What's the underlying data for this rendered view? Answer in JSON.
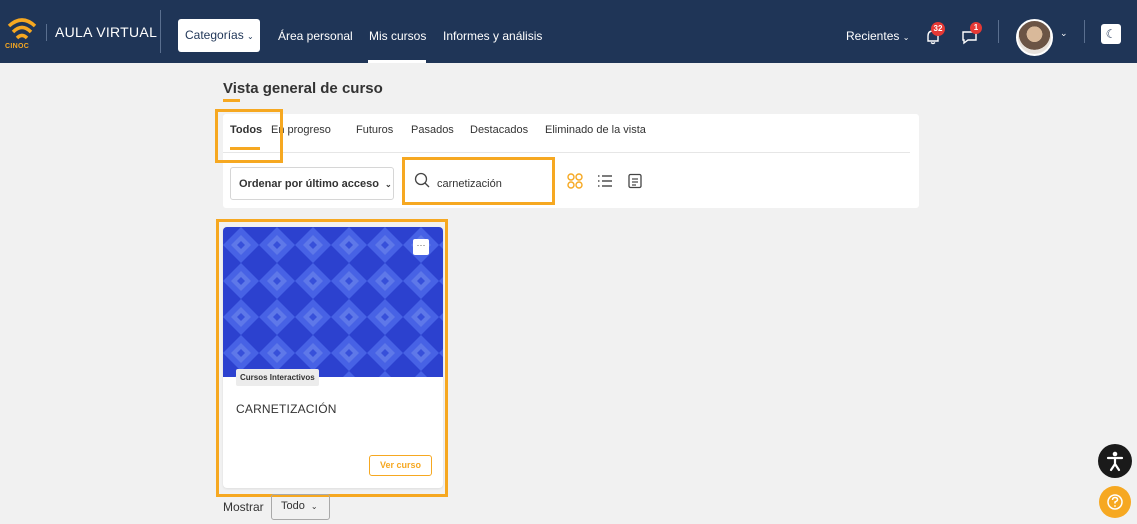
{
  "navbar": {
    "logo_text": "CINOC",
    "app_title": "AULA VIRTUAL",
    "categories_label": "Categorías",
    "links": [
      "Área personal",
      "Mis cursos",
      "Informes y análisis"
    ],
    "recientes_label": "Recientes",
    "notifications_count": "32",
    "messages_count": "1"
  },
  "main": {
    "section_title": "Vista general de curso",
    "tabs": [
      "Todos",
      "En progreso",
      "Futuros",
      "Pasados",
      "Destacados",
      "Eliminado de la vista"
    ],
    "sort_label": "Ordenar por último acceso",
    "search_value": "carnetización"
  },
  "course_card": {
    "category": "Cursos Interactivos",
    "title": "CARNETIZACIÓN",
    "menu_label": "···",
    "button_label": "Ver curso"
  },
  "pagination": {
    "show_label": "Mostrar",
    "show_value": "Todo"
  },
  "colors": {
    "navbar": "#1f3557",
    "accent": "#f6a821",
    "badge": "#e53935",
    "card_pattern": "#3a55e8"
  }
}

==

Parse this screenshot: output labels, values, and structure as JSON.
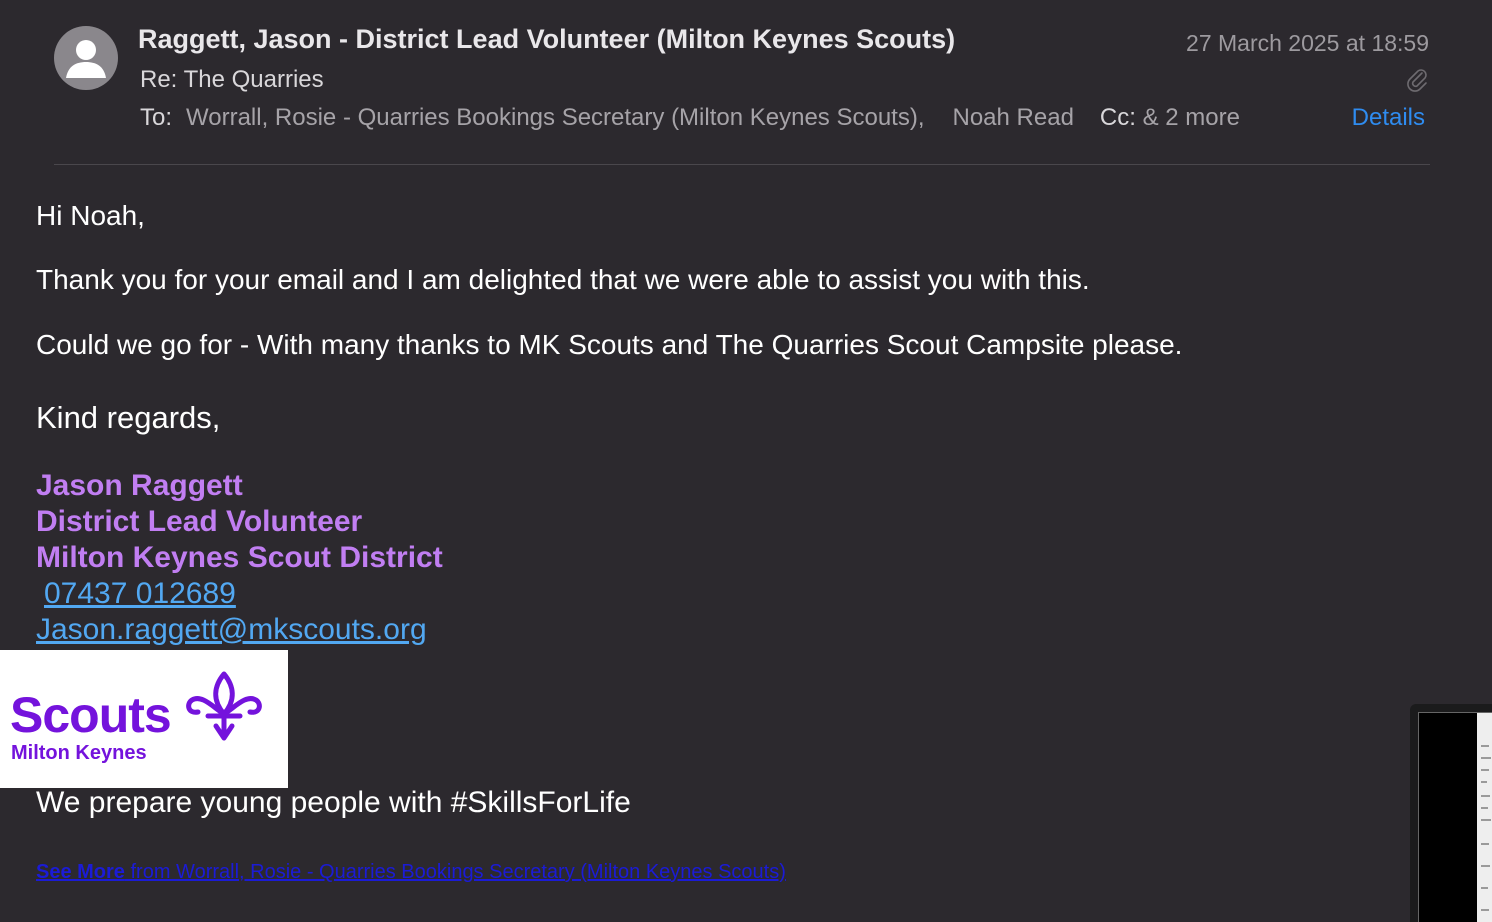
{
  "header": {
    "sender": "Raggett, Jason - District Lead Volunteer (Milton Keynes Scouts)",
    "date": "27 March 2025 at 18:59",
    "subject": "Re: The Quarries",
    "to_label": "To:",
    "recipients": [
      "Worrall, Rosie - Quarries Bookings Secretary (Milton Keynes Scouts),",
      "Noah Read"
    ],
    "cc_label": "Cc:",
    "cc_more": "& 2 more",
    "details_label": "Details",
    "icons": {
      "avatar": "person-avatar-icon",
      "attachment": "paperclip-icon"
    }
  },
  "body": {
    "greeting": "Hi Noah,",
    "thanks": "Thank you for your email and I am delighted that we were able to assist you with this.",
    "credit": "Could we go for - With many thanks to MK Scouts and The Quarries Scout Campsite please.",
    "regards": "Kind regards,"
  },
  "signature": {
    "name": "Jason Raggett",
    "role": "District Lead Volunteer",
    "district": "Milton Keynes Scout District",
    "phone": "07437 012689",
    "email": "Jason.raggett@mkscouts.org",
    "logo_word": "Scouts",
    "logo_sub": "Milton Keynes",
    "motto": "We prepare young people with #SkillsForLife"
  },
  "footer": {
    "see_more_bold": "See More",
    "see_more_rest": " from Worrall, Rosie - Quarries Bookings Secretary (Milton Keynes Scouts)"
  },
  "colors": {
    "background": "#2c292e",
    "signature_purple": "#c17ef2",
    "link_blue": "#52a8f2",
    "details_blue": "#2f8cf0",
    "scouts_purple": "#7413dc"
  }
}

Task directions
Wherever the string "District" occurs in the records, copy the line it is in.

Completed exercise
    "sender": "Raggett, Jason - District Lead Volunteer (Milton Keynes Scouts)",
    "role": "District Lead Volunteer",
    "district": "Milton Keynes Scout District",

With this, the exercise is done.